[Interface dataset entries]
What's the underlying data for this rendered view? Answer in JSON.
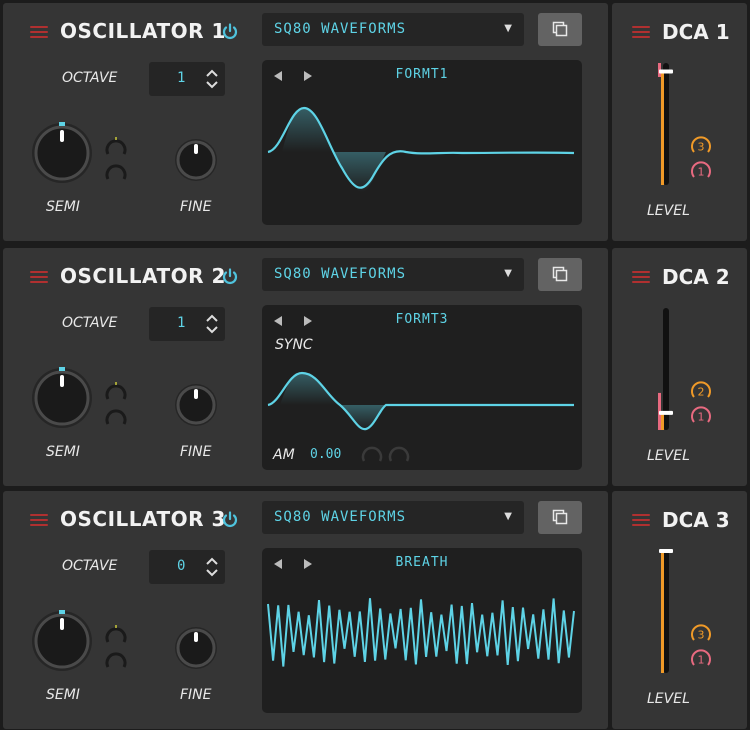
{
  "oscillators": [
    {
      "title": "OSCILLATOR 1",
      "preset": "SQ80 WAVEFORMS",
      "octave_label": "OCTAVE",
      "octave": "1",
      "semi_label": "SEMI",
      "fine_label": "FINE",
      "wave_name": "FORMT1",
      "sync_label": "",
      "am_label": "",
      "am_value": ""
    },
    {
      "title": "OSCILLATOR 2",
      "preset": "SQ80 WAVEFORMS",
      "octave_label": "OCTAVE",
      "octave": "1",
      "semi_label": "SEMI",
      "fine_label": "FINE",
      "wave_name": "FORMT3",
      "sync_label": "SYNC",
      "am_label": "AM",
      "am_value": "0.00"
    },
    {
      "title": "OSCILLATOR 3",
      "preset": "SQ80 WAVEFORMS",
      "octave_label": "OCTAVE",
      "octave": "0",
      "semi_label": "SEMI",
      "fine_label": "FINE",
      "wave_name": "BREATH",
      "sync_label": "",
      "am_label": "",
      "am_value": ""
    }
  ],
  "dcas": [
    {
      "title": "DCA 1",
      "level_label": "LEVEL",
      "level": 0.93,
      "mod_a": "3",
      "mod_b": "1"
    },
    {
      "title": "DCA 2",
      "level_label": "LEVEL",
      "level": 0.14,
      "mod_a": "2",
      "mod_b": "1"
    },
    {
      "title": "DCA 3",
      "level_label": "LEVEL",
      "level": 1.0,
      "mod_a": "3",
      "mod_b": "1"
    }
  ],
  "colors": {
    "accent": "#5ed3e6",
    "menu_red": "#b03030",
    "slider_orange": "#f09a28",
    "slider_pink": "#e86a80"
  },
  "icons": {
    "menu": "hamburger-menu-icon",
    "power": "power-icon",
    "copy": "copy-icon",
    "prev": "triangle-left-icon",
    "next": "triangle-right-icon"
  }
}
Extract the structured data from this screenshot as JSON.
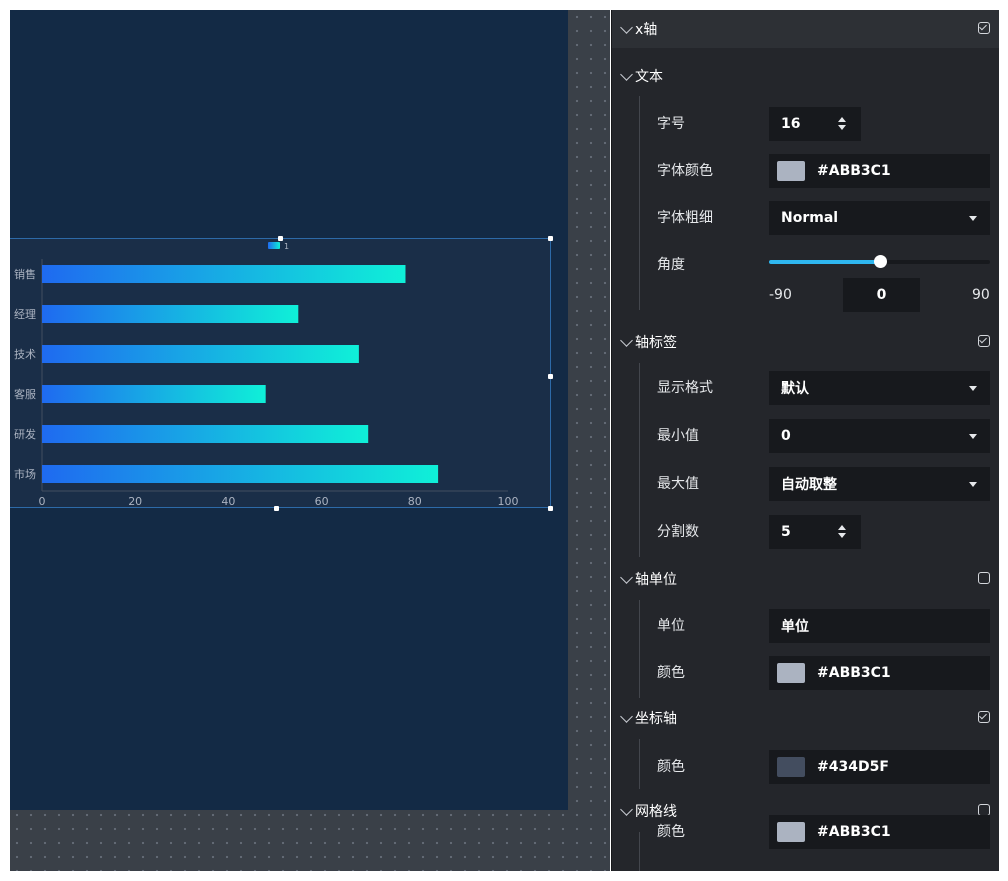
{
  "chart_data": {
    "type": "bar",
    "orientation": "horizontal",
    "categories": [
      "销售",
      "经理",
      "技术",
      "客服",
      "研发",
      "市场"
    ],
    "values": [
      78,
      55,
      68,
      48,
      70,
      85
    ],
    "xlim": [
      0,
      100
    ],
    "xticks": [
      "0",
      "20",
      "40",
      "60",
      "80",
      "100"
    ],
    "legend_label": "1",
    "gradient": [
      "#1f6af0",
      "#0ff0d8"
    ]
  },
  "panel": {
    "sections": {
      "x_axis": {
        "label": "x轴",
        "checked": true
      },
      "text": {
        "label": "文本"
      },
      "axis_label": {
        "label": "轴标签",
        "checked": true
      },
      "axis_unit": {
        "label": "轴单位",
        "checked": false
      },
      "coord_axis": {
        "label": "坐标轴",
        "checked": true
      },
      "grid_line": {
        "label": "网格线",
        "checked": false
      }
    },
    "text": {
      "font_size_label": "字号",
      "font_size_value": "16",
      "font_color_label": "字体颜色",
      "font_color_value": "#ABB3C1",
      "font_color_hex": "#ABB3C1",
      "font_weight_label": "字体粗细",
      "font_weight_value": "Normal",
      "angle_label": "角度",
      "angle_min": "-90",
      "angle_value": "0",
      "angle_max": "90"
    },
    "axis_label": {
      "format_label": "显示格式",
      "format_value": "默认",
      "min_label": "最小值",
      "min_value": "0",
      "max_label": "最大值",
      "max_value": "自动取整",
      "split_label": "分割数",
      "split_value": "5"
    },
    "axis_unit": {
      "unit_label": "单位",
      "unit_value": "单位",
      "color_label": "颜色",
      "color_value": "#ABB3C1",
      "color_hex": "#ABB3C1"
    },
    "coord_axis": {
      "color_label": "颜色",
      "color_value": "#434D5F",
      "color_hex": "#434D5F"
    },
    "grid_line": {
      "color_label": "颜色",
      "color_value": "#ABB3C1",
      "color_hex": "#ABB3C1"
    }
  }
}
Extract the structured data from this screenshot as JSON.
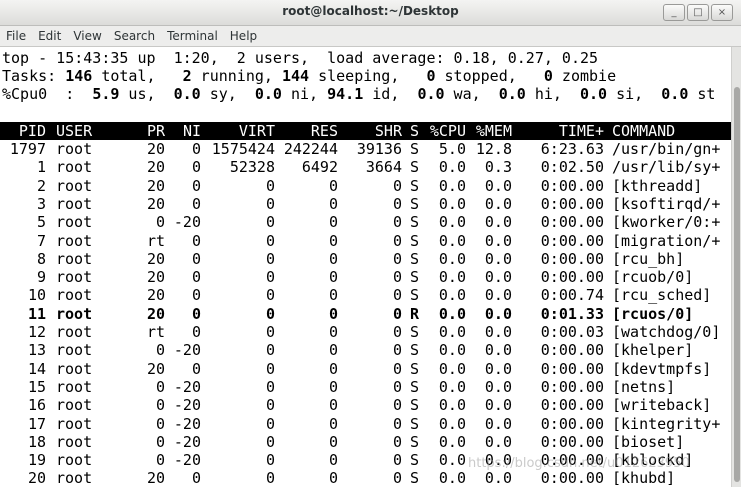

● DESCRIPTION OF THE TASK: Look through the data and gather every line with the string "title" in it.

● COMPLETED EXERCISE:
      "title": "OSCILLATOR 1",
      "title": "OSCILLATOR 2",
      "title": "OSCILLATOR 3",
      "title": "DCA 1",
      "title": "DCA 2",
      "title": "DCA 3",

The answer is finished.